**DIRECTIONS:**
A complete response lists each line of the data below that includes the word "this".

####

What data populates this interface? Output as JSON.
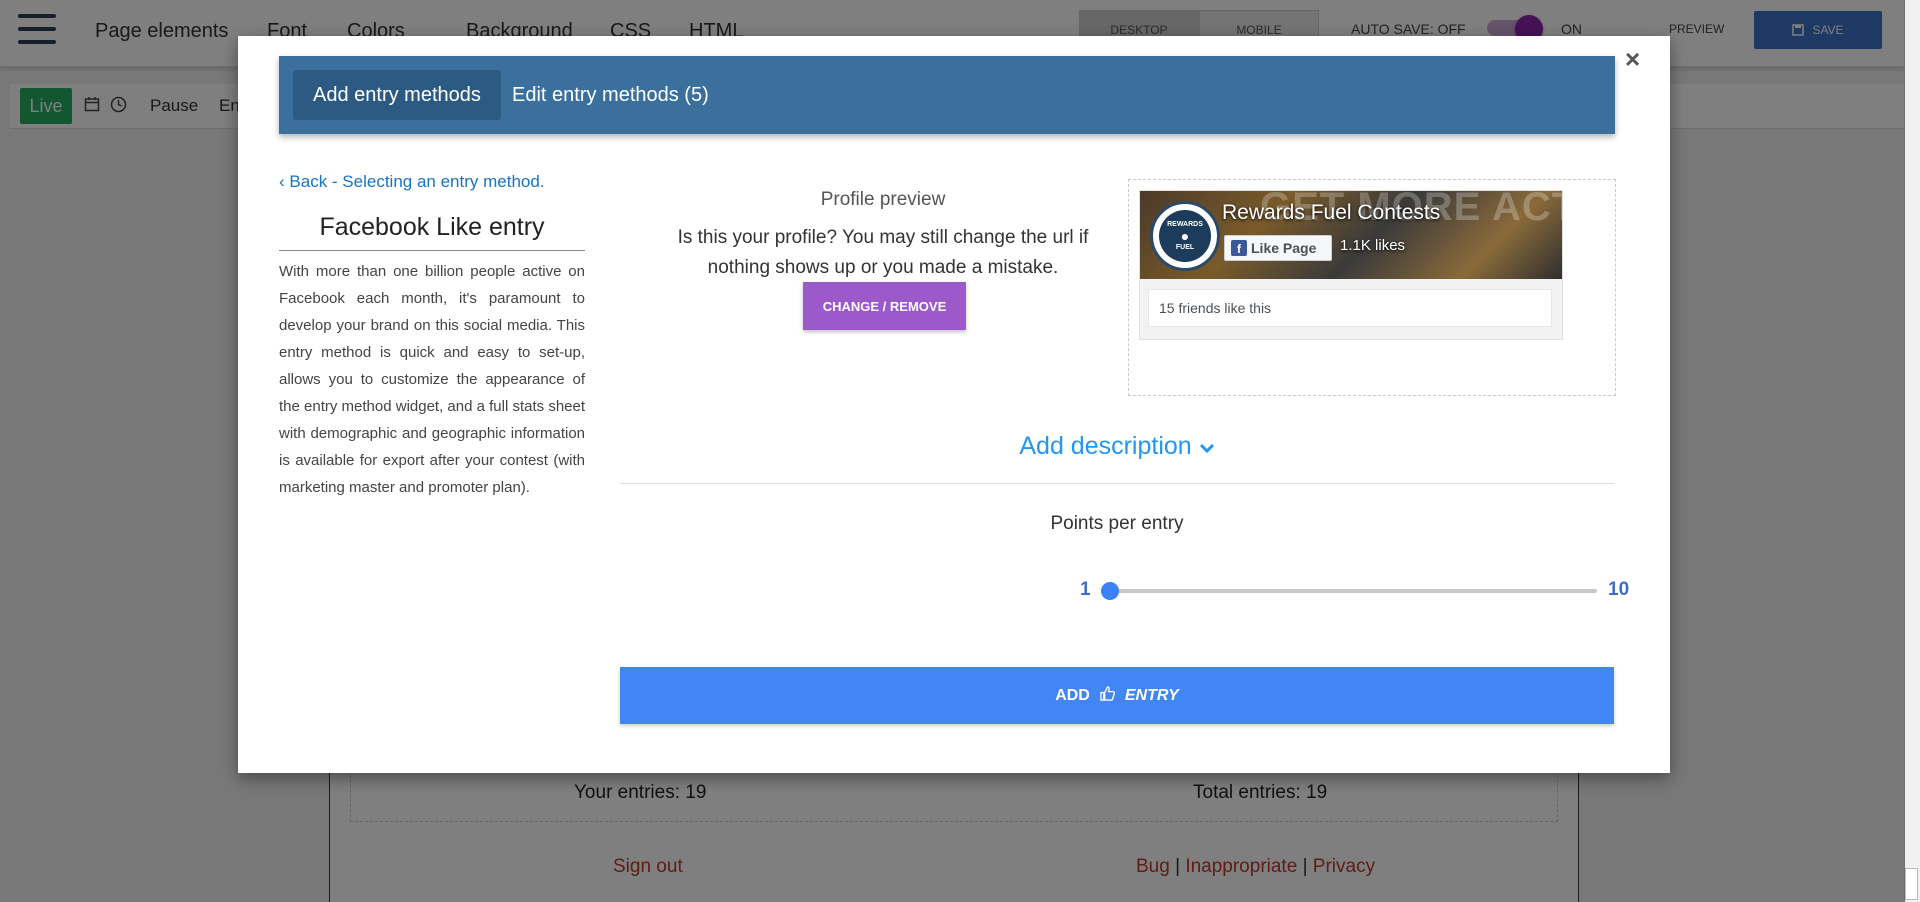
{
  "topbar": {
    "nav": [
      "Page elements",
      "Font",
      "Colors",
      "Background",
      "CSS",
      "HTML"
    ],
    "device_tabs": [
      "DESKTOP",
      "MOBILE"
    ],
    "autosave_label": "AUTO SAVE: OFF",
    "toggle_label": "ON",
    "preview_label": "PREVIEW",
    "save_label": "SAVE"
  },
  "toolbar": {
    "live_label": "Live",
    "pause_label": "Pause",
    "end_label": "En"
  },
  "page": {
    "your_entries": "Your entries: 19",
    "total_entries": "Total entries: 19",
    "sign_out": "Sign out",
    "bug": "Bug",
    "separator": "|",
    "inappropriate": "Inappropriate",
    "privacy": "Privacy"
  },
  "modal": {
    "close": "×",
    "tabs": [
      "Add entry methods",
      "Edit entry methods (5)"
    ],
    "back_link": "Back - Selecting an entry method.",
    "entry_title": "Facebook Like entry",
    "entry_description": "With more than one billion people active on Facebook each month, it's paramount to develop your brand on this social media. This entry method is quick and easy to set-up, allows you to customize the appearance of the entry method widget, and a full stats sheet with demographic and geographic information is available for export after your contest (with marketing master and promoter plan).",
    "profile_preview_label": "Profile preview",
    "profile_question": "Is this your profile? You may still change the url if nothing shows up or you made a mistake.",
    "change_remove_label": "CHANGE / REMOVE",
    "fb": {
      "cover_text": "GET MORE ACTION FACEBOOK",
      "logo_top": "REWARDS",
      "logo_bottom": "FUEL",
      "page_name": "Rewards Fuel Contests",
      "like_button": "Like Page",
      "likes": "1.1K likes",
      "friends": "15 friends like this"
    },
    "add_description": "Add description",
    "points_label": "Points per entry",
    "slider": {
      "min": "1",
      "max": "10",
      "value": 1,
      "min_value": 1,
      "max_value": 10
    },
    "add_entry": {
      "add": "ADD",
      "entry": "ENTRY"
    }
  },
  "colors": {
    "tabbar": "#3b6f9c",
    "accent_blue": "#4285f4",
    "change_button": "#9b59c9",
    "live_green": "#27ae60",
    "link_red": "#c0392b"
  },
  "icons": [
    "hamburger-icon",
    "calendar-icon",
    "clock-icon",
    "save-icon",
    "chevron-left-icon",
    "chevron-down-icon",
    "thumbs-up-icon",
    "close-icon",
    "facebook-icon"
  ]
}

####

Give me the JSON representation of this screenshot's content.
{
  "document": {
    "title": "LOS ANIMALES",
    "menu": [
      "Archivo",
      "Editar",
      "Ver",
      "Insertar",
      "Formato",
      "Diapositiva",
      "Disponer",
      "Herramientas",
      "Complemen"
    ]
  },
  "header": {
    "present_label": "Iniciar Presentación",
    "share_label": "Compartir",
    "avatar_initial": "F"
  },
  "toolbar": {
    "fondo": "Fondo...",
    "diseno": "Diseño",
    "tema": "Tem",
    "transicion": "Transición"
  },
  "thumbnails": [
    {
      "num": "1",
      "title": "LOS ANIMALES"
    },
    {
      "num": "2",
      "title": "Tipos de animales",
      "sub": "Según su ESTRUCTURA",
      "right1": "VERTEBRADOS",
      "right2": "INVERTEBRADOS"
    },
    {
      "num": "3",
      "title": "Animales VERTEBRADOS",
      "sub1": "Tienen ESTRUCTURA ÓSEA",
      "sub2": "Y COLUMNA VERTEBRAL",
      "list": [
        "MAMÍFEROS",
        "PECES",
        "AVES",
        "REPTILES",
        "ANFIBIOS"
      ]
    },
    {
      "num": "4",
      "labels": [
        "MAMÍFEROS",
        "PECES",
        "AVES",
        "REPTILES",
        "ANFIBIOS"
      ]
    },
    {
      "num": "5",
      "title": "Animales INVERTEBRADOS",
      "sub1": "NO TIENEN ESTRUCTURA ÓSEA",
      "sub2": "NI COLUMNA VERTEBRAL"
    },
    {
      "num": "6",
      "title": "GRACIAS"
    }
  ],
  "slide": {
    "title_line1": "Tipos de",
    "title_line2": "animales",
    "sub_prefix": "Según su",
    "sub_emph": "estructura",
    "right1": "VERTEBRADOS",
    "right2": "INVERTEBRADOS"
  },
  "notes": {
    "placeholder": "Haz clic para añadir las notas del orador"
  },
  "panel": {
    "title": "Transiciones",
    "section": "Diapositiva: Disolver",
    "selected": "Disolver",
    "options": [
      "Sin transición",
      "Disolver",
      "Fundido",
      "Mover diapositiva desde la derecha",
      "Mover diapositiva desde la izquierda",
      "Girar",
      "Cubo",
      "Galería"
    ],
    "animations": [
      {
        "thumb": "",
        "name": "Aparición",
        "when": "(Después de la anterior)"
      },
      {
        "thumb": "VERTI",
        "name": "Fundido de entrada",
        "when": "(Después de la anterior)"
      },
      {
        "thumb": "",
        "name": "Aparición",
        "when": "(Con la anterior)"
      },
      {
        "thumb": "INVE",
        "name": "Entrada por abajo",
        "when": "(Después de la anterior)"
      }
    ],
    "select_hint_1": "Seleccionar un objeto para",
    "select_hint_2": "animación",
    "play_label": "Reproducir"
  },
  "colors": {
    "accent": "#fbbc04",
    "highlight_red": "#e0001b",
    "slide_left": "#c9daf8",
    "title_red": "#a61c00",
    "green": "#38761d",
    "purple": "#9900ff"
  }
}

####

**FINISHED TASK:**
What data populates this interface? Output as JSON.
    "entry_description": "With more than one billion people active on Facebook each month, it's paramount to develop your brand on this social media. This entry method is quick and easy to set-up, allows you to customize the appearance of the entry method widget, and a full stats sheet with demographic and geographic information is available for export after your contest (with marketing master and promoter plan).",
    "profile_question": "Is this your profile? You may still change the url if nothing shows up or you made a mistake.",
      "friends": "15 friends like this"
Give me the JSON representation of this screenshot's content.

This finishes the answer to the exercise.